The ground has been identified as having significant potential for hosting Archean greenstone belts of the kind that host many of Western Australia’s and the world’s richest gold deposits.
“It looks like very prospective territory,” says Craig Brown, ECR’s chief executive.
“Everybody regards Western Australia as a very promising area to work in.”
The opportunity on the new ground is enhanced because it comes with pre-existing data.
“There was some work completed in the 1980s and 1990s,” says Brown.
“But they were looking for nickel at the time, and they also found molybdenum. So one of the first things we’re going to do is go over that old information. Because nobody’s ever looked for gold here.”
One reason for that is that the rocks that may be mineralised lie under cover, so opportunities for geochemistry are limited.
But ECR is hopeful that the cover may be fairly shallow, and that exploration work will be relatively straightforward.
“The best way to test it is to do aircore drilling,” says Brown.
“It’s very cheap at around A$40 or A$50 per metre, including assaying costs, so our plan is to do an aircore programme once we’ve reviewed the existing data.”
ECR is unlikely to move on that until the licences have actually been granted, although Brown doesn’t see any real issue with that.
After all, the deal that’s wrapped around them is pretty attractive: for 19 licences the company must pay A$1,400 each, plus an annual rent, that takes the total cost up to only A$88,000.
“Hopefully they’ll be granted in the next quarter,” says Brown, “and we’ll move pretty quickly after that.”
In the meantime, work is continuing on ECR’s other Australian gold projects, in particular, Bailieston and Creswick.
“At Bailieston we want to go back and have a look at Blue Moon, Black Cat and Byron targets,” says Brown.
“We’re planning on conducting a small programme of drilling at Blue Moon in the current quarter of this year. We’re just budgeting the whole thing out. We drilled at Blue Moon in May 2018 and we came across a zone of mineralisation where all the rocks were weathered and you could see that the mineralisation had already been leached out of the rock.”

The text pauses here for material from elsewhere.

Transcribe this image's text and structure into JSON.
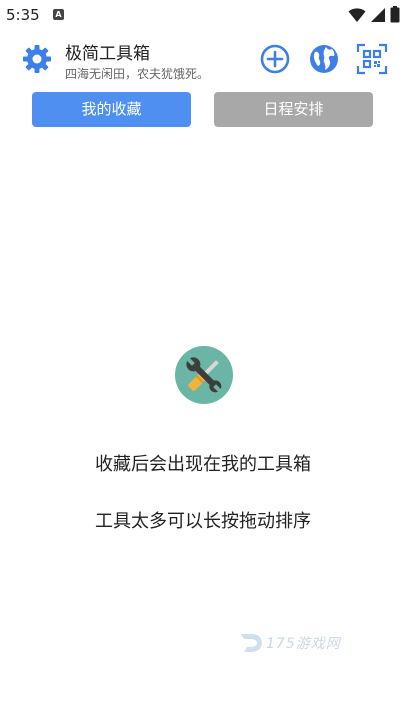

What was really interesting though, was that the mineralisation in question showed considerable similarity to Mandalay’s Costerfield mine, 25 kilometres away.
“They mine between 150 and 200 metres below the surface,” explains Brown.

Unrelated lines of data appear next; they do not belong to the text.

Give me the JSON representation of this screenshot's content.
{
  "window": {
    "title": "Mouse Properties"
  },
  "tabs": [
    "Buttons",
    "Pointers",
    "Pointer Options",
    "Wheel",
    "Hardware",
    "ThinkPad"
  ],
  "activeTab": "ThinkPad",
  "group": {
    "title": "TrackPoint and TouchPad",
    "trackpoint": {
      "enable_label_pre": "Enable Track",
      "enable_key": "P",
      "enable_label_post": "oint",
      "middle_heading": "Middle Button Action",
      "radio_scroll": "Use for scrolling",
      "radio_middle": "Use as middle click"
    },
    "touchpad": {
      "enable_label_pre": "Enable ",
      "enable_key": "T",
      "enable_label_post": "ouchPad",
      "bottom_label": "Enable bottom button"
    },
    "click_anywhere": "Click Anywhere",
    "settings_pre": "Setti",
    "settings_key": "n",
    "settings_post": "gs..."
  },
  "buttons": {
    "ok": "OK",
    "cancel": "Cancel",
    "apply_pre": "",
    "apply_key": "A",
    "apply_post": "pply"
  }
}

“We believe we can hit fresh rock and sulphides beneath the leached material that we’ve already intersected.”
So that’s one intriguing aspect of the project. Another is that Newmont picked up ground adjacent to Bailieston in December. So we’re not just talking about small companies operating on the edge of geological speculation here. The big players are coming in too.

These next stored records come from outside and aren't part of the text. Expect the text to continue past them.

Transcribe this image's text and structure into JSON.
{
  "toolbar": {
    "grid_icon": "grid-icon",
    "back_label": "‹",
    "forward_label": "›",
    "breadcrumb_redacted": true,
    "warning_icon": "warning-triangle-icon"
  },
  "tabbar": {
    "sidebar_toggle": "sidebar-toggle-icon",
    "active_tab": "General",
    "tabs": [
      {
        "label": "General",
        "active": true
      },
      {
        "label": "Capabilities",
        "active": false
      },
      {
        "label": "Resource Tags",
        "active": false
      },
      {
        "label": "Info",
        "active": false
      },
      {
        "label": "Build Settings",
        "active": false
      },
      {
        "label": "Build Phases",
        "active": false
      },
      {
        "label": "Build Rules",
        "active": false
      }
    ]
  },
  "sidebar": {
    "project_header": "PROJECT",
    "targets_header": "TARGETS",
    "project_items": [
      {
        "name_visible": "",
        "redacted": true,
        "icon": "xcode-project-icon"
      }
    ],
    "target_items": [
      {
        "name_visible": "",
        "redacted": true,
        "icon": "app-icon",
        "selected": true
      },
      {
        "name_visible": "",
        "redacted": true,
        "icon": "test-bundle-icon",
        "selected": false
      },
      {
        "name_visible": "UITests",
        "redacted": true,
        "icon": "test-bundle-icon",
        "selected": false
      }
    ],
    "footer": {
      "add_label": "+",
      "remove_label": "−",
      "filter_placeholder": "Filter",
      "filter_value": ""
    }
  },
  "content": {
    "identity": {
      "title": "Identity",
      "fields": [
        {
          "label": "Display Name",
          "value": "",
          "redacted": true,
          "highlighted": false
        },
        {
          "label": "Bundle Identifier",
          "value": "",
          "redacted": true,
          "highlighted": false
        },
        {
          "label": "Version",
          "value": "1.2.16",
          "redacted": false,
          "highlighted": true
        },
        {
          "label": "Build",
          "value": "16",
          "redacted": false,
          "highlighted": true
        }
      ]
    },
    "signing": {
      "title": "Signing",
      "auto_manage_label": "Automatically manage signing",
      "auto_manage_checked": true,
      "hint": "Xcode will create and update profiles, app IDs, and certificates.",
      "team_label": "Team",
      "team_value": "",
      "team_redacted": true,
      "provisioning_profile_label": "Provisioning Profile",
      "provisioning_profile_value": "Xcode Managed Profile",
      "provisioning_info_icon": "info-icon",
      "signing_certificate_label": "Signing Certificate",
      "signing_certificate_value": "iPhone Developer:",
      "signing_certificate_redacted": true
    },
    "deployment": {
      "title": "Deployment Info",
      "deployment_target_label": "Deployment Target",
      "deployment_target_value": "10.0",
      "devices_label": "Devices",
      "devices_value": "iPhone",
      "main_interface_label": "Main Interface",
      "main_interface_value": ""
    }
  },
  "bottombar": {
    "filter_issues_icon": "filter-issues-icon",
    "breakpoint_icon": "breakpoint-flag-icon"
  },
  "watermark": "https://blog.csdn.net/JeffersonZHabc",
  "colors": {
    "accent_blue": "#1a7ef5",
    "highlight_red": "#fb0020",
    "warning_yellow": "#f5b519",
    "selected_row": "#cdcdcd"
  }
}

Then there’s the Avoca licence, which is likely to be the subject of a 1,500-metre rotary air blast (RAB) programme shortly, and Creswick over in Victoria which will also be investigated.
Creswick, in particular, holds significant potential, according to Brown.
“We’re quite optimistic there’s something down there,” he says.
So lots to look forward to over the coming months, especially since ECR Minerals already has the money in the bank to pay for all this work.
There’s £1.2mln currently in the treasury, according to Brown, following two fundraising exercises undertaken last year: a £650,000 raise in July, and a £700,000 raise in December.
And that means that shareholders will be able to enjoy the full benefits of any positive newsflow without having to look over their shoulders to worry about dilution any time soon.
ECR has, in any case, a very supportive cornerstone investor in Shenyang Xinliaoan Machinery, a connection Brown brought with him when he joined ECR, acquired during his days operating in Central Asia.
All told, ECR looks to be on a secure footing going into 2019, with plenty of exciting newsflow to come, and the nice backdrop of a rising gold price to put it all into context.